We arrived in Delhi early in the morning, exhausted from the flight and headed to the hostel we had booked for our stay. It turned out that we could check in after two o’clock which was in about 6 hours so we went to the living room and took a nap on a tiny couch which we also shared with a girl who just came and sat on my feet while I was sleeping. It was the day after Holy festival so everybody was eager to share their impressions. I looked around and noticed how the people in the room had this colorful spots all over their bodies, clothes and hair. The room was packed with all kinds of people united by their urge for adventure and exploration. I observed the situation in the room for some time and the girl sitting on my feet noticed I was awake, looked at me and starteed explaining how I looked like this actress from this movie with zombies. 😀 We had a chitchat with her and her friends and we decided it is time to get up and feel the pace of the city. We took a tuk-tuk and started our sightseeing tour.
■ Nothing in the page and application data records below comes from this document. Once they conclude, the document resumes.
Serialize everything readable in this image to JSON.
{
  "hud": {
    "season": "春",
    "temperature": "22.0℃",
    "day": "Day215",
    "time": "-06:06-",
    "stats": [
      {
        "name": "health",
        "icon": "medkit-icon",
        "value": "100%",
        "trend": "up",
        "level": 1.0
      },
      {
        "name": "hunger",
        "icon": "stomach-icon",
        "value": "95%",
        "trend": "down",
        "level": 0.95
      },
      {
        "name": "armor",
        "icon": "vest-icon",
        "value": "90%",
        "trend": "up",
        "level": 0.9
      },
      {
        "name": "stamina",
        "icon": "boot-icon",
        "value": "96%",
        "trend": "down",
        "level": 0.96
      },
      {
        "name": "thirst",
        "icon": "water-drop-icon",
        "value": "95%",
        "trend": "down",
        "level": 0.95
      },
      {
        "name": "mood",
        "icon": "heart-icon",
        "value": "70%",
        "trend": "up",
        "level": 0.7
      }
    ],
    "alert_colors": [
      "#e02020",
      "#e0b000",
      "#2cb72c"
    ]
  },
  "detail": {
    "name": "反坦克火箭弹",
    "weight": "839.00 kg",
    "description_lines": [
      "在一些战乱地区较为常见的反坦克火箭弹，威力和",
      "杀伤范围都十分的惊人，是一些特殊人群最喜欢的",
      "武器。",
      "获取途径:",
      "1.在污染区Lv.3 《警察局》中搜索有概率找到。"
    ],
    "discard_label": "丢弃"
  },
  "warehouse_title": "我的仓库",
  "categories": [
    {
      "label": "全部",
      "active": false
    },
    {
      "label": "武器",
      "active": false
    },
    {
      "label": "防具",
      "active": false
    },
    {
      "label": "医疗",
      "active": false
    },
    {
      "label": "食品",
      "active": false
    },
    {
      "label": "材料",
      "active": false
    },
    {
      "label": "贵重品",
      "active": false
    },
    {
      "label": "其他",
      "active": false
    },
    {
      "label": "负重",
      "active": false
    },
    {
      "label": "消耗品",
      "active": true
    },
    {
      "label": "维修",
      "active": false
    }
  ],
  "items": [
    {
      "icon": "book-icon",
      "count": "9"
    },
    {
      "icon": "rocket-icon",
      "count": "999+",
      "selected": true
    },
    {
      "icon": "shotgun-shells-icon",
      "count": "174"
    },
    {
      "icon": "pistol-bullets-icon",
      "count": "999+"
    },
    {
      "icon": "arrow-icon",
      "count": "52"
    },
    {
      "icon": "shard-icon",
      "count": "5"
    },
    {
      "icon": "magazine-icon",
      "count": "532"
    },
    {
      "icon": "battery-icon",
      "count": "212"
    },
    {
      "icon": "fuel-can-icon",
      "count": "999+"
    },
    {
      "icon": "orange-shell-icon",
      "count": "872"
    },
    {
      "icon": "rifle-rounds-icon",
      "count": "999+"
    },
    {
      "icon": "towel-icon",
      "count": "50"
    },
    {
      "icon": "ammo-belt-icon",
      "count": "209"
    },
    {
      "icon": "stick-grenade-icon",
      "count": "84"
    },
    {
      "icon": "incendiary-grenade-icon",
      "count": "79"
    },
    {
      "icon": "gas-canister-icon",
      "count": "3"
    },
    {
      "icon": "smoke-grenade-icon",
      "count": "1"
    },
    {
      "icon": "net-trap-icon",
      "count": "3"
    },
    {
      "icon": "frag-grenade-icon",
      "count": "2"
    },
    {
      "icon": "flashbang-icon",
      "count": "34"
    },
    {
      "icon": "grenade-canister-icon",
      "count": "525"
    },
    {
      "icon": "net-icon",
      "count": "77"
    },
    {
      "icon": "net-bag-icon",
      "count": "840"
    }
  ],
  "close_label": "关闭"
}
THE LOTUS TEMPLE
Our first destination was the Lotus Temple which derives its name from its shape. The lotus is made up of white marble and is surrounded by nine ponds which make the temple look like a lotus flower floating on the water. It’s free to visit and is closed on Mondays. There is actually nothing special inside the temple – only chairs for the visitors, but the atmosphere was so peaceful and relaxing that I spent some time just enjoying the moment there.
Next in the list was the Red Fort. The entrance fee for foreigners is 250 rupees and there is a separate queue for them which spares a lot of time, because there are a lot of Indians who also wait for a ticket. The fort is a huge site with a number of different buildings inside and it takes hours to explore it. I, personally, was most impressed by Diwan-i-Am with its beautiful red sandstone columns. This used to be the Hall of Audience where the emperor received members of the general public.
Upon exiting the fort we had to hide somewhere from the rain which just started pouring so we looked for a place to grab a bite. By the time we found one we were all wet. We decided to go back to the hotel, change our clothes and have some rest.
On the next day we started with Humayn’s Tomb – an impressive complex encompassing the main tomb of Emperor Humayun as well as the graves of several other Mughal rulers. It was built by Humayun’s senior widow Bega Begam, whose grave can also be seen there. There are water channels which lead you from the main entrance to the tomb. This is the first garden-tomb on the Indian subcontinent, which was an inspiration for future architectural projects.
What impressed me the most here, however, was the much smaller, but very beautiful tomb of Isa Khan Niazi. It is situated right after the entrance of the complex and for me was a great place to sit, rest a bit and read about the historical background of the whole complex.
Our next destination for the day was Dilli Haat. This is a market where craftsmen from whole India can get a stall and sell their products. If you are looking for souvenirs you can buy beautiful handmade scarfs, wooden sculptures, leather bags and wallets or paintings. If you have no space in your backpack you can simply relax in the food area and enjoy a tasty meal under the palm shadows on a reasonable price. There is an entrance fee of 20 rupees for the market.
While we were walking around in the neighborhood where the market is located, it started raining again. We took a tuk-tuk and headed to Qutub Minar. The tower was beautifully lit and although it was pitch-dark when we arrived there and we were all wet, we paid the 250 rupee entrance. We enjoyed the place to the fullest because there were only two other guys except for the security guard. It looked really magical and mysterious in the evening with all the shadows and the 73 m high tower. There is a controversy about the origins of this tower. Some believe it was erected as a tower of victory to signify the beginning of the Muslim rule in India. Its construction started 1200 AD and was finished more than 150 years later.
We then walked around trying to find a place to eat, but most of the restaurants turned out to be extremely expensive so we stopped a tuk-tuk, bargained as usual for the price and went to the neighborhood where our hostel was to eat something there.
On the next day we took a train to Agra to see the Tadj Mahal. The city had much more to offer which was a very nice and rather unexpected surprise for us.